Optimising structures within complex arrangements of bubbles (Vol. 50, No. 5-6)

Optimising structures within complex arrangements of bubbles
Optimising an arrangement of five bubbles.

Computer simulations reveal the secret to stronger, cheaper structures shaped like bubbly foams.

While structures which emulate foam-like arrangements of bubbles are lightweight and cheap to build, they are also remarkably stable. The bubbles which cover the iconic Beijing Aquatics Centre, for example, each have the same volume, but are arranged in a way which minimises the total area of the structure – optimising the building’s construction. The mathematics underlying this behaviour is now well understood, but if the areas of the bubbles are not equal, the situation becomes more complicated. Ultimately, this makes it harder to make general statements about how the total surface area or, in 2D, edge length, or ‘perimeter’, can be minimised to optimise structural stability. In new research published recently, the authors explore how different numbers of 2D bubbles of two different areas can be arranged within circular discs, in ways which minimise their perimeters.

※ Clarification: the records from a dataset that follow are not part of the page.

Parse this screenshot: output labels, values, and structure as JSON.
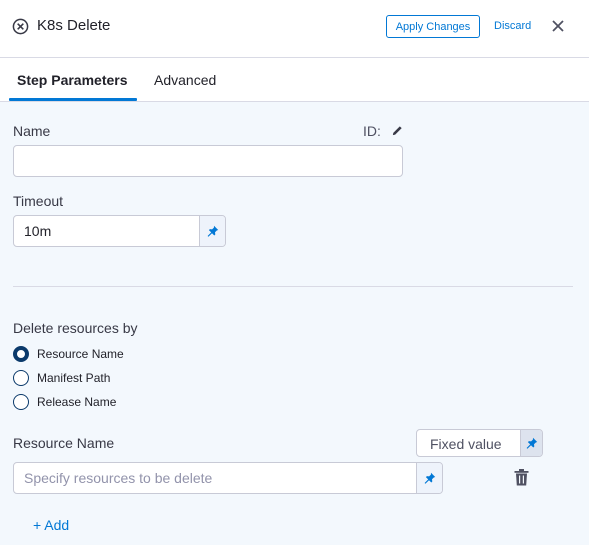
{
  "header": {
    "title": "K8s Delete",
    "step_icon": "x-circle-icon",
    "apply_label": "Apply Changes",
    "discard_label": "Discard",
    "close_icon": "close-icon"
  },
  "tabs": [
    {
      "label": "Step Parameters",
      "active": true
    },
    {
      "label": "Advanced",
      "active": false
    }
  ],
  "form": {
    "name": {
      "label": "Name",
      "value": "",
      "placeholder": ""
    },
    "id_label": "ID:",
    "timeout": {
      "label": "Timeout",
      "value": "10m"
    },
    "delete_by": {
      "label": "Delete resources by",
      "options": [
        {
          "label": "Resource Name",
          "selected": true
        },
        {
          "label": "Manifest Path",
          "selected": false
        },
        {
          "label": "Release Name",
          "selected": false
        }
      ]
    },
    "resource_name": {
      "label": "Resource Name",
      "mode_label": "Fixed value",
      "value": "",
      "placeholder": "Specify resources to be delete"
    },
    "add_label": "+ Add"
  },
  "colors": {
    "accent": "#0278d5",
    "panel_bg": "#f3f8fd",
    "radio": "#0b3a6b"
  }
}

F. Headley, and S. Cox, Least-perimeter partition of the disc into N bubbles of two different areas, Eur. Phys. J. E 42, 92 (2019)